The Power of Focus

As an instructional school leader, the demands and responsibilities can often seem overwhelming. There are countless tasks, initiatives, and challenges vying for your attention. In this blog, we’ll explore the concept of the power of focus and why it’s crucial for instructional school leaders to narrow their priorities down to a select few. Remember, trying to do too much can lead to mediocrity, but by choosing one or two key priorities and giving them your full attention, you can drive meaningful change and excellence in your school.

1. The Perils of Trying to Do It All

It’s a common temptation for school leaders to attempt to address every issue and pursue every opportunity that arises. However, spreading oneself too thin can lead to several problems:

  • Lack of Depth: When you have too many priorities, you might not have the time or resources to delve deeply into any of them. This can result in surface-level efforts that fail to yield substantial improvements.
  • Burnout: Overcommitting can lead to burnout, not only for you but also for your team. Exhausted leaders and staff members are less effective in their roles.
  • Ineffectiveness: Juggling numerous priorities can make it challenging to make meaningful progress on any of them. This can be frustrating and demoralizing for both you and your team.
  • Loss of Clarity: A lack of focus can lead to confusion and mixed messaging within your school community. Staff members and stakeholders may struggle to understand the school’s direction and goals.

2. The Power of Selective Focus

To overcome the perils of trying to do it all, instructional school leaders must harness the power of selective focus. Here’s how this approach can benefit your school:

  • Clarity of Purpose: By choosing one or two key priorities, you can provide your school with a clear and compelling purpose. This clarity helps everyone understand what’s most important and aligns their efforts accordingly.
  • Effective Resource Allocation: Focusing on a select few priorities allows you to allocate your time, energy, and resources more efficiently. You can direct your resources toward initiatives that have the greatest potential for impact.
  • Deeper Understanding: With a narrowed focus, you can gain a deeper understanding of the issues at hand. This knowledge enables you to make informed decisions and develop well-thought-out strategies.
  • Measurable Progress: When you concentrate on a limited number of priorities, you can track progress more effectively. This accountability ensures that you stay on course and achieve tangible results.

3. Choosing Your Priorities

Selecting the right priorities for your school is a critical step. Here are some tips for making that choice:

  • Data-Driven Decision-Making: Use data to identify areas of your school that need the most attention. Look for trends, patterns, and opportunities for improvement.
  • Stakeholder Input: Involve your staff, students, parents, and community members in the decision-making process.

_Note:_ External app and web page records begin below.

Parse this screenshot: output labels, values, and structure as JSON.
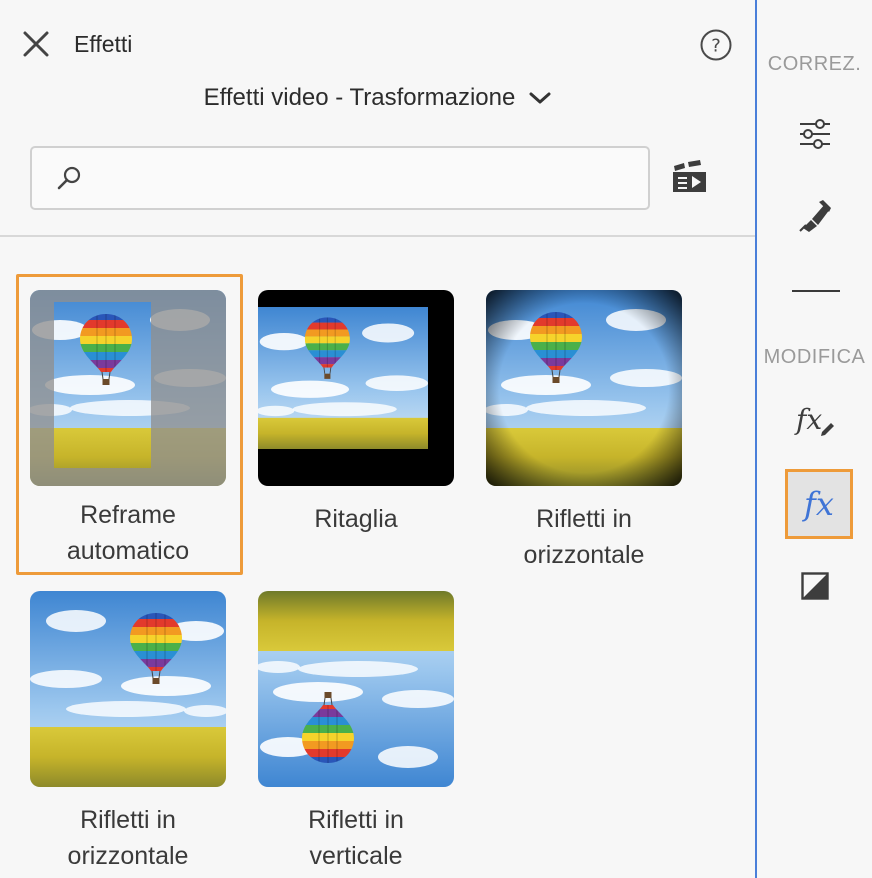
{
  "panel": {
    "title": "Effetti",
    "category": "Effetti video - Trasformazione",
    "search_placeholder": "",
    "help_symbol": "?"
  },
  "effects": [
    {
      "label_line1": "Reframe",
      "label_line2": "automatico",
      "selected": true
    },
    {
      "label_line1": "Ritaglia",
      "label_line2": "",
      "selected": false
    },
    {
      "label_line1": "Rifletti in",
      "label_line2": "orizzontale",
      "selected": false
    },
    {
      "label_line1": "Rifletti in",
      "label_line2": "orizzontale",
      "selected": false
    },
    {
      "label_line1": "Rifletti in",
      "label_line2": "verticale",
      "selected": false
    }
  ],
  "rail": {
    "section_correct": "CORREZ.",
    "section_edit": "MODIFICA",
    "fx_label": "fx",
    "items": [
      {
        "icon": "sliders-icon"
      },
      {
        "icon": "heal-brush-icon"
      },
      {
        "icon": "fx-pencil-icon"
      },
      {
        "icon": "fx-icon",
        "active": true
      },
      {
        "icon": "contrast-square-icon"
      }
    ]
  },
  "colors": {
    "accent_orange": "#ee9b3a",
    "active_blue": "#3f74d6",
    "divider_blue": "#4a7fd9"
  }
}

Their input can provide valuable perspectives on what matters most to your school community.
  • Alignment with Mission and Vision: Ensure that your chosen priorities align with your school’s mission and vision. This alignment helps maintain a sense of purpose and direction.
  • Feasibility: Consider the feasibility of your priorities. Are they realistic given your resources and constraints? It’s essential to set achievable goals.

4. Cultivating a Focus-Oriented Culture

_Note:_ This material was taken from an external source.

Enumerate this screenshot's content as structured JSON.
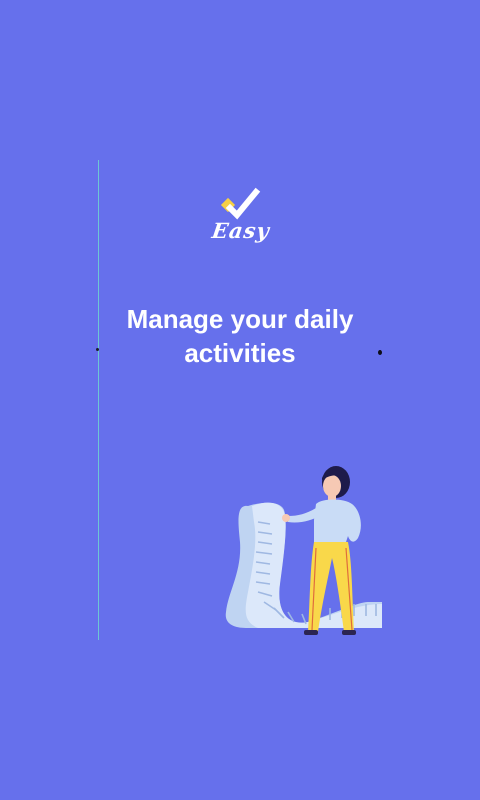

Once you’ve identified your priorities, it’s important to cultivate a culture of focus within your school:

  • Communicate Clearly: Regularly communicate your priorities and the reasons behind them to your school community. Transparency fosters buy-in and understanding.
  • Celebrate Success: Recognize and celebrate achievements related to your chosen priorities. This reinforces the importance of focus and highlights the impact of your efforts.
  • Adapt as Needed: While it’s important to maintain focus, be open to adjusting your priorities if circumstances change. Flexibility is key to effective leadership.

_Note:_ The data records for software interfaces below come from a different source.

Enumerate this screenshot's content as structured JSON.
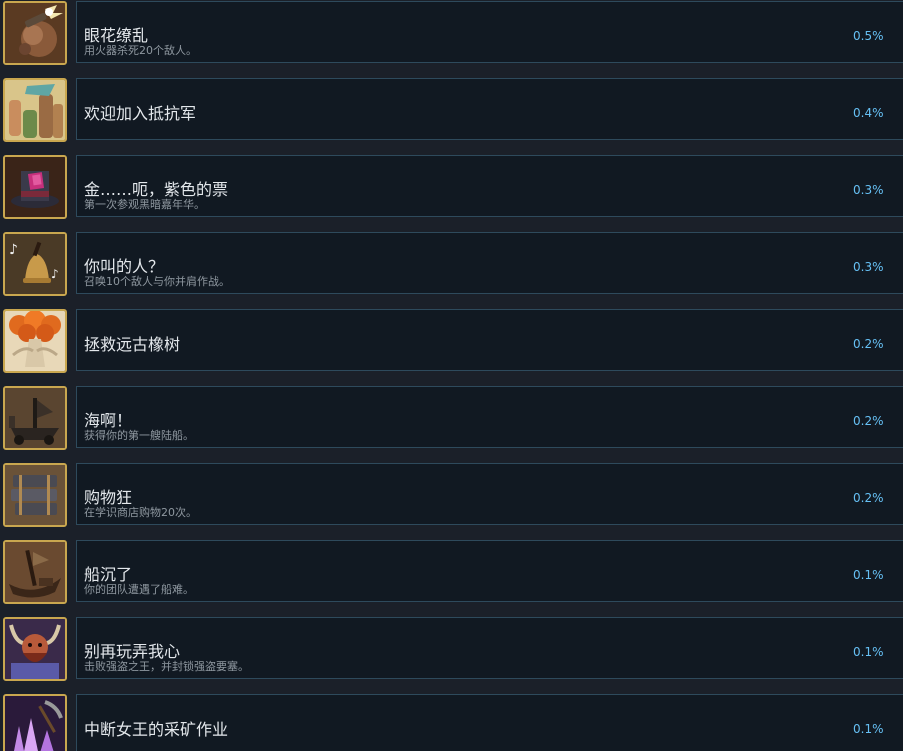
{
  "achievements": [
    {
      "title": "眼花缭乱",
      "desc": "用火器杀死20个敌人。",
      "pct": "0.5%",
      "icon": "gun-fire-icon"
    },
    {
      "title": "欢迎加入抵抗军",
      "desc": "",
      "pct": "0.4%",
      "icon": "raised-fists-icon"
    },
    {
      "title": "金……呃，紫色的票",
      "desc": "第一次参观黑暗嘉年华。",
      "pct": "0.3%",
      "icon": "top-hat-icon"
    },
    {
      "title": "你叫的人？",
      "desc": "召唤10个敌人与你并肩作战。",
      "pct": "0.3%",
      "icon": "bell-music-icon"
    },
    {
      "title": "拯救远古橡树",
      "desc": "",
      "pct": "0.2%",
      "icon": "ancient-oak-icon"
    },
    {
      "title": "海啊！",
      "desc": "获得你的第一艘陆船。",
      "pct": "0.2%",
      "icon": "land-ship-icon"
    },
    {
      "title": "购物狂",
      "desc": "在学识商店购物20次。",
      "pct": "0.2%",
      "icon": "books-stack-icon"
    },
    {
      "title": "船沉了",
      "desc": "你的团队遭遇了船难。",
      "pct": "0.1%",
      "icon": "sunken-ship-icon"
    },
    {
      "title": "别再玩弄我心",
      "desc": "击败强盗之王，并封锁强盗要塞。",
      "pct": "0.1%",
      "icon": "bandit-king-icon"
    },
    {
      "title": "中断女王的采矿作业",
      "desc": "",
      "pct": "0.1%",
      "icon": "crystal-pickaxe-icon"
    }
  ],
  "colors": {
    "background": "#1b2029",
    "panel": "#111922",
    "panel_border": "#2e4a5c",
    "title": "#e4e8ec",
    "desc": "#8f98a0",
    "percent": "#66c0f4",
    "icon_frame": "#c9a74f"
  }
}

The power of focus is a potent tool for instructional school leaders. By narrowing your priorities to one or two key areas, you can provide clarity, allocate resources effectively, and drive meaningful change in your school. Remember, it’s better to excel in a few areas than to spread yourself too thin and achieve mediocrity across the board. Embrace the power of focus and lead your school to new heights of excellence.